[THE PROBLEM]
Output the whole listing again, exactly as it reads.

*** DATA FOR ANALYSIS Section Begins ***

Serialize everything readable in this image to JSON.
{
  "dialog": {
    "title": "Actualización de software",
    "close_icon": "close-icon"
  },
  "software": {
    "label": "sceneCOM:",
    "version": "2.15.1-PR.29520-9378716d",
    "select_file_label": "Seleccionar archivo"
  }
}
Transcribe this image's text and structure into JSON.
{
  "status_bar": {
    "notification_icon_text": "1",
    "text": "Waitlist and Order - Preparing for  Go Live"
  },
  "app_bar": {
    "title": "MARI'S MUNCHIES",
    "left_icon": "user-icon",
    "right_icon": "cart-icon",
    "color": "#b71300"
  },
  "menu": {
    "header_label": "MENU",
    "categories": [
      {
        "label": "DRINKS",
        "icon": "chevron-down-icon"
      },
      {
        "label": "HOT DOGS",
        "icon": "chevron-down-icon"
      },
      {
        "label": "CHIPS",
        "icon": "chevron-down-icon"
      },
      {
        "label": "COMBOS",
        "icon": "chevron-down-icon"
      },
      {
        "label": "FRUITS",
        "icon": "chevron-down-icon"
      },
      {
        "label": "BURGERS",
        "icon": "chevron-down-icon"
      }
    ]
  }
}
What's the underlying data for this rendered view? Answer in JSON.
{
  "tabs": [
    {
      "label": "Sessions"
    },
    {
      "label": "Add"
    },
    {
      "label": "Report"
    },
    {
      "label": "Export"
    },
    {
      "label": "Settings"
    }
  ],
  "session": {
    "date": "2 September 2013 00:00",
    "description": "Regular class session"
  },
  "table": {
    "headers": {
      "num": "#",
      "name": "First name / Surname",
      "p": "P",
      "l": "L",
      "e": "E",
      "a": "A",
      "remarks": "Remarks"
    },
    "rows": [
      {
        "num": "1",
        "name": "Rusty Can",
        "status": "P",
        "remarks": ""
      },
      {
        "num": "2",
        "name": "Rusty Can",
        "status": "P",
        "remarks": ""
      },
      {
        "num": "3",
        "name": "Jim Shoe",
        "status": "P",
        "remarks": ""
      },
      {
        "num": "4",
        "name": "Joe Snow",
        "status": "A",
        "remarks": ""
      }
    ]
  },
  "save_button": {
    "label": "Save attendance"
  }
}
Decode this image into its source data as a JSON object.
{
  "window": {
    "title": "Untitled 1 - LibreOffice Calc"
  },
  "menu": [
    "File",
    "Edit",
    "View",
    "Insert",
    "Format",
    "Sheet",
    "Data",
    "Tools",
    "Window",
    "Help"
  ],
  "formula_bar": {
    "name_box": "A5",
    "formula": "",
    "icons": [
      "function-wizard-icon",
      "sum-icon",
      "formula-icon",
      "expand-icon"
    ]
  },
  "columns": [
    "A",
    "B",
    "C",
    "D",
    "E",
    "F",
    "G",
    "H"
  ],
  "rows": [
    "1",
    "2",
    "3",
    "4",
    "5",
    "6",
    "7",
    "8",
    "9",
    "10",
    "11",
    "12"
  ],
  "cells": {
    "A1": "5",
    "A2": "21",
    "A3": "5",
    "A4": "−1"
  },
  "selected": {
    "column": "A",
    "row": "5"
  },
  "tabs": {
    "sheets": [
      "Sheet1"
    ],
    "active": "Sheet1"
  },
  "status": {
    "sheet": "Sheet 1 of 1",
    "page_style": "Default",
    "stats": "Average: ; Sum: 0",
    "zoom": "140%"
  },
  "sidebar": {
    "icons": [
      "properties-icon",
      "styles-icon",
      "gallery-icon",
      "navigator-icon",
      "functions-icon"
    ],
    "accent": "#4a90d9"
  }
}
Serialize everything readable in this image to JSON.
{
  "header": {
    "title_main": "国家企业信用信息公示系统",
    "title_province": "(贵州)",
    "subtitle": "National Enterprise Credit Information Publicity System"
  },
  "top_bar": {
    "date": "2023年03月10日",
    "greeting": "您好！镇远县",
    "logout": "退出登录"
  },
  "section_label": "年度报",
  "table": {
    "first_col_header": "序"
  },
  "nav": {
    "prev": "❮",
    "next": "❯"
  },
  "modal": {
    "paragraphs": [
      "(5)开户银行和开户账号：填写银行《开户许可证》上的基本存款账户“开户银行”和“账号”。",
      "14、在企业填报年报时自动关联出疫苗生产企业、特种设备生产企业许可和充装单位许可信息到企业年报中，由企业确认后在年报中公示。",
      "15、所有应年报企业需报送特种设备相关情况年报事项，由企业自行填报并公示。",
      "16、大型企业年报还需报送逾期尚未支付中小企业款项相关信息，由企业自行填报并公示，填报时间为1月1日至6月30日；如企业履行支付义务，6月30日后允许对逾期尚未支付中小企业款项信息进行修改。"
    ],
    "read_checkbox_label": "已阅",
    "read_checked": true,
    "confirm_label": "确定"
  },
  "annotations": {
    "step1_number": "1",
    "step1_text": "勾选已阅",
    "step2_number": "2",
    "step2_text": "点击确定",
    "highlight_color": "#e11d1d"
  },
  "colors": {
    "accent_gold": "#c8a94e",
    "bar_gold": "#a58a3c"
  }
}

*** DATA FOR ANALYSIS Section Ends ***

[RESPONSE TO THIS TASK]
Serialize everything readable in this image to JSON.
{
  "dialog": {
    "title": "Actualización de software",
    "close_icon": "close-icon"
  },
  "software": {
    "label": "sceneCOM:",
    "version": "2.15.1-PR.29520-9378716d",
    "select_file_label": "Seleccionar archivo"
  }
}
Transcribe this image's text and structure into JSON.
{
  "status_bar": {
    "notification_icon_text": "1",
    "text": "Waitlist and Order - Preparing for  Go Live"
  },
  "app_bar": {
    "title": "MARI'S MUNCHIES",
    "left_icon": "user-icon",
    "right_icon": "cart-icon",
    "color": "#b71300"
  },
  "menu": {
    "header_label": "MENU",
    "categories": [
      {
        "label": "DRINKS",
        "icon": "chevron-down-icon"
      },
      {
        "label": "HOT DOGS",
        "icon": "chevron-down-icon"
      },
      {
        "label": "CHIPS",
        "icon": "chevron-down-icon"
      },
      {
        "label": "COMBOS",
        "icon": "chevron-down-icon"
      },
      {
        "label": "FRUITS",
        "icon": "chevron-down-icon"
      },
      {
        "label": "BURGERS",
        "icon": "chevron-down-icon"
      }
    ]
  }
}
What's the underlying data for this rendered view? Answer in JSON.
{
  "tabs": [
    {
      "label": "Sessions"
    },
    {
      "label": "Add"
    },
    {
      "label": "Report"
    },
    {
      "label": "Export"
    },
    {
      "label": "Settings"
    }
  ],
  "session": {
    "date": "2 September 2013 00:00",
    "description": "Regular class session"
  },
  "table": {
    "headers": {
      "num": "#",
      "name": "First name / Surname",
      "p": "P",
      "l": "L",
      "e": "E",
      "a": "A",
      "remarks": "Remarks"
    },
    "rows": [
      {
        "num": "1",
        "name": "Rusty Can",
        "status": "P",
        "remarks": ""
      },
      {
        "num": "2",
        "name": "Rusty Can",
        "status": "P",
        "remarks": ""
      },
      {
        "num": "3",
        "name": "Jim Shoe",
        "status": "P",
        "remarks": ""
      },
      {
        "num": "4",
        "name": "Joe Snow",
        "status": "A",
        "remarks": ""
      }
    ]
  },
  "save_button": {
    "label": "Save attendance"
  }
}
Decode this image into its source data as a JSON object.
{
  "window": {
    "title": "Untitled 1 - LibreOffice Calc"
  },
  "menu": [
    "File",
    "Edit",
    "View",
    "Insert",
    "Format",
    "Sheet",
    "Data",
    "Tools",
    "Window",
    "Help"
  ],
  "formula_bar": {
    "name_box": "A5",
    "formula": "",
    "icons": [
      "function-wizard-icon",
      "sum-icon",
      "formula-icon",
      "expand-icon"
    ]
  },
  "columns": [
    "A",
    "B",
    "C",
    "D",
    "E",
    "F",
    "G",
    "H"
  ],
  "rows": [
    "1",
    "2",
    "3",
    "4",
    "5",
    "6",
    "7",
    "8",
    "9",
    "10",
    "11",
    "12"
  ],
  "cells": {
    "A1": "5",
    "A2": "21",
    "A3": "5",
    "A4": "−1"
  },
  "selected": {
    "column": "A",
    "row": "5"
  },
  "tabs": {
    "sheets": [
      "Sheet1"
    ],
    "active": "Sheet1"
  },
  "status": {
    "sheet": "Sheet 1 of 1",
    "page_style": "Default",
    "stats": "Average: ; Sum: 0",
    "zoom": "140%"
  },
  "sidebar": {
    "icons": [
      "properties-icon",
      "styles-icon",
      "gallery-icon",
      "navigator-icon",
      "functions-icon"
    ],
    "accent": "#4a90d9"
  }
}
Serialize everything readable in this image to JSON.
{
  "header": {
    "title_main": "国家企业信用信息公示系统",
    "title_province": "(贵州)",
    "subtitle": "National Enterprise Credit Information Publicity System"
  },
  "top_bar": {
    "date": "2023年03月10日",
    "greeting": "您好！镇远县",
    "logout": "退出登录"
  },
  "section_label": "年度报",
  "table": {
    "first_col_header": "序"
  },
  "nav": {
    "prev": "❮",
    "next": "❯"
  },
  "modal": {
    "paragraphs": [
      "(5)开户银行和开户账号：填写银行《开户许可证》上的基本存款账户“开户银行”和“账号”。",
      "14、在企业填报年报时自动关联出疫苗生产企业、特种设备生产企业许可和充装单位许可信息到企业年报中，由企业确认后在年报中公示。",
      "15、所有应年报企业需报送特种设备相关情况年报事项，由企业自行填报并公示。",
      "16、大型企业年报还需报送逾期尚未支付中小企业款项相关信息，由企业自行填报并公示，填报时间为1月1日至6月30日；如企业履行支付义务，6月30日后允许对逾期尚未支付中小企业款项信息进行修改。"
    ],
    "read_checkbox_label": "已阅",
    "read_checked": true,
    "confirm_label": "确定"
  },
  "annotations": {
    "step1_number": "1",
    "step1_text": "勾选已阅",
    "step2_number": "2",
    "step2_text": "点击确定",
    "highlight_color": "#e11d1d"
  },
  "colors": {
    "accent_gold": "#c8a94e",
    "bar_gold": "#a58a3c"
  }
}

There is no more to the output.